— WHAT TO WORK ON —
The data shown below should all be retyped exactly.
───── INPUT DATA
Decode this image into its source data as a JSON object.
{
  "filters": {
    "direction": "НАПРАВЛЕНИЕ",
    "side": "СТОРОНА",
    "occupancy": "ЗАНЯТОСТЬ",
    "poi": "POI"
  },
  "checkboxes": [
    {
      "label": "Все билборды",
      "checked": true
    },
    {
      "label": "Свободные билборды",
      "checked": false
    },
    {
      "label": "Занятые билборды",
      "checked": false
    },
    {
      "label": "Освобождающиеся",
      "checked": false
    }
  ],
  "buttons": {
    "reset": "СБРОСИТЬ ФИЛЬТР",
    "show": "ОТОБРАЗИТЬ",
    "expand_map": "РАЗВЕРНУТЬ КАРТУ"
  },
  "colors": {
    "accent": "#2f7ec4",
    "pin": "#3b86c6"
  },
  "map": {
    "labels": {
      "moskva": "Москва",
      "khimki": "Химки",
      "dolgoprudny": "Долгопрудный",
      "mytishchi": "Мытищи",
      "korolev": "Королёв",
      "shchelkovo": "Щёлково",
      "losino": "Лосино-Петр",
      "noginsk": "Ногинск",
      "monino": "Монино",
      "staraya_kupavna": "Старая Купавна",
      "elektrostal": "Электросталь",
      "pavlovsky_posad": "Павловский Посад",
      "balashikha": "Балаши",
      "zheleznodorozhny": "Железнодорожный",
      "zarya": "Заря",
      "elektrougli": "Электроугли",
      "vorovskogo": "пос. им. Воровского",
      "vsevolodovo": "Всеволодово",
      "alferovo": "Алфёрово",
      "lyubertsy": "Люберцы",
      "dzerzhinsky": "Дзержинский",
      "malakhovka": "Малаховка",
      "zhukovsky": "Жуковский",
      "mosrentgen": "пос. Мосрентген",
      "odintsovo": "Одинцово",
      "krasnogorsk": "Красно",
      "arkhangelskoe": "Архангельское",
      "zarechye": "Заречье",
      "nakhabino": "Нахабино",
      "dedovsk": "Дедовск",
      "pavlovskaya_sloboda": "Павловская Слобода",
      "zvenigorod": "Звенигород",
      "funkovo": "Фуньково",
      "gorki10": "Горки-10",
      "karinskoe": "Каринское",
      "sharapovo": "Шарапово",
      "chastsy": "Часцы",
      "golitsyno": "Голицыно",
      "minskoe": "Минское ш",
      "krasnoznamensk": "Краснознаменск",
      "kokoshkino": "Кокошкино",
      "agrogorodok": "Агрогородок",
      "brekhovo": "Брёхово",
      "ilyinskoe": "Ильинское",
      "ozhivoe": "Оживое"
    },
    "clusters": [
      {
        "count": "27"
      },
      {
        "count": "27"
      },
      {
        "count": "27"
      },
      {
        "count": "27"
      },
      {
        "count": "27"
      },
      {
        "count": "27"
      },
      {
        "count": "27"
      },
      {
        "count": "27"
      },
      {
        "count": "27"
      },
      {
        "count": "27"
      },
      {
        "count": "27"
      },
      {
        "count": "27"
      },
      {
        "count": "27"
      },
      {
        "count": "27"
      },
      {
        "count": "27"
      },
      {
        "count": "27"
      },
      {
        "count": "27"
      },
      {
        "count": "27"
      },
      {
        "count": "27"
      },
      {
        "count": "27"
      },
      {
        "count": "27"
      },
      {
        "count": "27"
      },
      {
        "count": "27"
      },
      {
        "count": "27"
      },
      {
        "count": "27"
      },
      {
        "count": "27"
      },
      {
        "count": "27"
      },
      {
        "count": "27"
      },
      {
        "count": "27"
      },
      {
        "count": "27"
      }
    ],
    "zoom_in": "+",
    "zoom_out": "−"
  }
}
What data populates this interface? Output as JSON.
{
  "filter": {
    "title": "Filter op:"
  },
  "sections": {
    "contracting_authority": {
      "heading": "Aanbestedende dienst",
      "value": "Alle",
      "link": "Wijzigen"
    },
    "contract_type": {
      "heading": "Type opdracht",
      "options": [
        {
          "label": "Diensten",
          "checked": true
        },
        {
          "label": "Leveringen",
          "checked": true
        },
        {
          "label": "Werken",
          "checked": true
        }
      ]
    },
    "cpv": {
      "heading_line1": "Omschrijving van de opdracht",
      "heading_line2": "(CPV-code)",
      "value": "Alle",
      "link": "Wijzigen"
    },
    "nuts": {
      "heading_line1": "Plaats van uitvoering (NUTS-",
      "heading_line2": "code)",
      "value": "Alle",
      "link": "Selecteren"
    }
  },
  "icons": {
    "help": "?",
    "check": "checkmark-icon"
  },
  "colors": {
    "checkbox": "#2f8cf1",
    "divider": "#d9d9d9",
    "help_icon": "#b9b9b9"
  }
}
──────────
— FINISHED TASK —
Decode this image into its source data as a JSON object.
{
  "filters": {
    "direction": "НАПРАВЛЕНИЕ",
    "side": "СТОРОНА",
    "occupancy": "ЗАНЯТОСТЬ",
    "poi": "POI"
  },
  "checkboxes": [
    {
      "label": "Все билборды",
      "checked": true
    },
    {
      "label": "Свободные билборды",
      "checked": false
    },
    {
      "label": "Занятые билборды",
      "checked": false
    },
    {
      "label": "Освобождающиеся",
      "checked": false
    }
  ],
  "buttons": {
    "reset": "СБРОСИТЬ ФИЛЬТР",
    "show": "ОТОБРАЗИТЬ",
    "expand_map": "РАЗВЕРНУТЬ КАРТУ"
  },
  "colors": {
    "accent": "#2f7ec4",
    "pin": "#3b86c6"
  },
  "map": {
    "labels": {
      "moskva": "Москва",
      "khimki": "Химки",
      "dolgoprudny": "Долгопрудный",
      "mytishchi": "Мытищи",
      "korolev": "Королёв",
      "shchelkovo": "Щёлково",
      "losino": "Лосино-Петр",
      "noginsk": "Ногинск",
      "monino": "Монино",
      "staraya_kupavna": "Старая Купавна",
      "elektrostal": "Электросталь",
      "pavlovsky_posad": "Павловский Посад",
      "balashikha": "Балаши",
      "zheleznodorozhny": "Железнодорожный",
      "zarya": "Заря",
      "elektrougli": "Электроугли",
      "vorovskogo": "пос. им. Воровского",
      "vsevolodovo": "Всеволодово",
      "alferovo": "Алфёрово",
      "lyubertsy": "Люберцы",
      "dzerzhinsky": "Дзержинский",
      "malakhovka": "Малаховка",
      "zhukovsky": "Жуковский",
      "mosrentgen": "пос. Мосрентген",
      "odintsovo": "Одинцово",
      "krasnogorsk": "Красно",
      "arkhangelskoe": "Архангельское",
      "zarechye": "Заречье",
      "nakhabino": "Нахабино",
      "dedovsk": "Дедовск",
      "pavlovskaya_sloboda": "Павловская Слобода",
      "zvenigorod": "Звенигород",
      "funkovo": "Фуньково",
      "gorki10": "Горки-10",
      "karinskoe": "Каринское",
      "sharapovo": "Шарапово",
      "chastsy": "Часцы",
      "golitsyno": "Голицыно",
      "minskoe": "Минское ш",
      "krasnoznamensk": "Краснознаменск",
      "kokoshkino": "Кокошкино",
      "agrogorodok": "Агрогородок",
      "brekhovo": "Брёхово",
      "ilyinskoe": "Ильинское",
      "ozhivoe": "Оживое"
    },
    "clusters": [
      {
        "count": "27"
      },
      {
        "count": "27"
      },
      {
        "count": "27"
      },
      {
        "count": "27"
      },
      {
        "count": "27"
      },
      {
        "count": "27"
      },
      {
        "count": "27"
      },
      {
        "count": "27"
      },
      {
        "count": "27"
      },
      {
        "count": "27"
      },
      {
        "count": "27"
      },
      {
        "count": "27"
      },
      {
        "count": "27"
      },
      {
        "count": "27"
      },
      {
        "count": "27"
      },
      {
        "count": "27"
      },
      {
        "count": "27"
      },
      {
        "count": "27"
      },
      {
        "count": "27"
      },
      {
        "count": "27"
      },
      {
        "count": "27"
      },
      {
        "count": "27"
      },
      {
        "count": "27"
      },
      {
        "count": "27"
      },
      {
        "count": "27"
      },
      {
        "count": "27"
      },
      {
        "count": "27"
      },
      {
        "count": "27"
      },
      {
        "count": "27"
      },
      {
        "count": "27"
      }
    ],
    "zoom_in": "+",
    "zoom_out": "−"
  }
}
What data populates this interface? Output as JSON.
{
  "filter": {
    "title": "Filter op:"
  },
  "sections": {
    "contracting_authority": {
      "heading": "Aanbestedende dienst",
      "value": "Alle",
      "link": "Wijzigen"
    },
    "contract_type": {
      "heading": "Type opdracht",
      "options": [
        {
          "label": "Diensten",
          "checked": true
        },
        {
          "label": "Leveringen",
          "checked": true
        },
        {
          "label": "Werken",
          "checked": true
        }
      ]
    },
    "cpv": {
      "heading_line1": "Omschrijving van de opdracht",
      "heading_line2": "(CPV-code)",
      "value": "Alle",
      "link": "Wijzigen"
    },
    "nuts": {
      "heading_line1": "Plaats van uitvoering (NUTS-",
      "heading_line2": "code)",
      "value": "Alle",
      "link": "Selecteren"
    }
  },
  "icons": {
    "help": "?",
    "check": "checkmark-icon"
  },
  "colors": {
    "checkbox": "#2f8cf1",
    "divider": "#d9d9d9",
    "help_icon": "#b9b9b9"
  }
}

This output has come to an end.